Some fractures are more complicated than others. Princeton Orthopaedic Associates can often set a clean fracture with external reduction, which is when the doctor moves the bones back into place so they can heal properly. But some breaks result in bone fragments, bones moved out of place, bones broken, and tendons or ligaments damaged.
In these extreme cases, open reduction internal fixation (ORIF) surgery is necessary to ensure the bones heal correctly. This procedure is commonly used to treat wrist, forearm, and hand fractures.

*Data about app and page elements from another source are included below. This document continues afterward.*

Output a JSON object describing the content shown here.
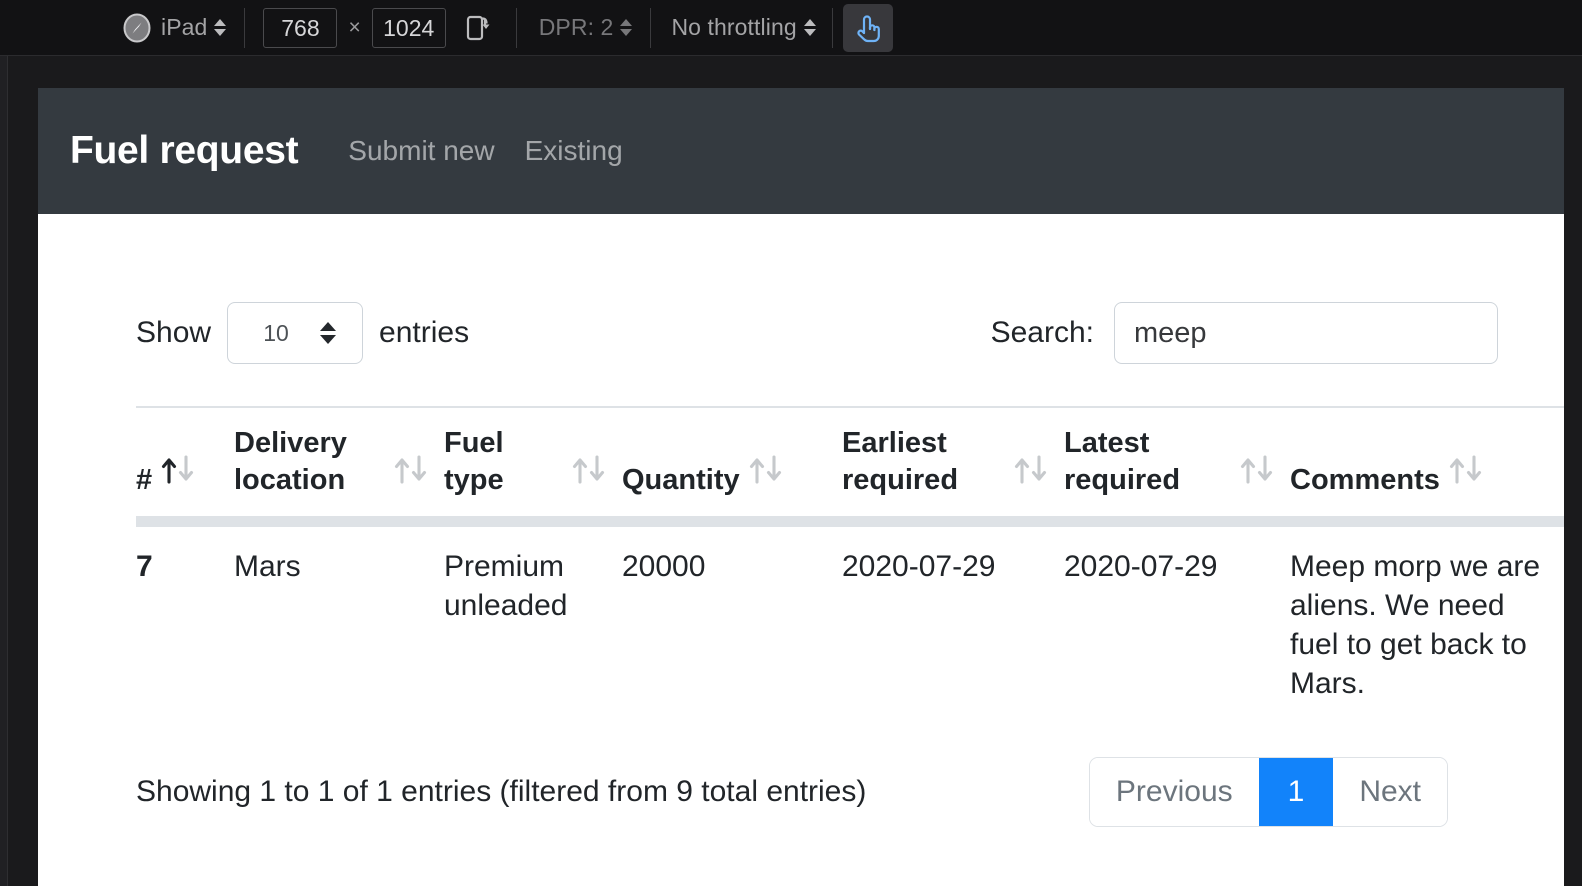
{
  "devtools": {
    "device_icon": "compass-icon",
    "device_name": "iPad",
    "width": "768",
    "times": "×",
    "height": "1024",
    "rotate_icon": "rotate-device-icon",
    "dpr_label": "DPR: 2",
    "throttling_label": "No throttling",
    "touch_icon": "touch-cursor-icon"
  },
  "navbar": {
    "brand": "Fuel request",
    "links": [
      {
        "label": "Submit new"
      },
      {
        "label": "Existing"
      }
    ]
  },
  "datatable": {
    "length_label_before": "Show",
    "length_value": "10",
    "length_label_after": "entries",
    "search_label": "Search:",
    "search_value": "meep",
    "search_placeholder": "",
    "columns": [
      {
        "label": "#",
        "sort": "asc"
      },
      {
        "label": "Delivery location",
        "sort": "none"
      },
      {
        "label": "Fuel type",
        "sort": "none"
      },
      {
        "label": "Quantity",
        "sort": "none"
      },
      {
        "label": "Earliest required",
        "sort": "none"
      },
      {
        "label": "Latest required",
        "sort": "none"
      },
      {
        "label": "Comments",
        "sort": "none"
      }
    ],
    "rows": [
      {
        "num": "7",
        "location": "Mars",
        "fuel_type": "Premium unleaded",
        "quantity": "20000",
        "earliest": "2020-07-29",
        "latest": "2020-07-29",
        "comments": "Meep morp we are aliens. We need fuel to get back to Mars."
      }
    ],
    "info": "Showing 1 to 1 of 1 entries (filtered from 9 total entries)",
    "pagination": {
      "previous": "Previous",
      "page_1": "1",
      "next": "Next"
    }
  },
  "colors": {
    "navbar_bg": "#343a40",
    "accent_blue": "#1283fa",
    "border": "#dee2e6",
    "muted_text": "#6c757d",
    "body_text": "#212529"
  }
}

During open reduction internal fixation, an incision is made to access the bones and bone fragments, put back together, and set in their proper place. Screws, rods, or plates may hold the bones and fragments in place, usually below the skin. In the most severe cases, rods will run from inside to outside the skin and attach to a brace to further immobilize the bone.
The surgical hardware placed inside the skin is usually left permanently, barring any complications such as infection. External rods and braces will be removed once the bone has healed enough to remain stable without them.
Recovery can take several weeks to a few months, and often physical therapy is needed afterward to return full mobility to the limb.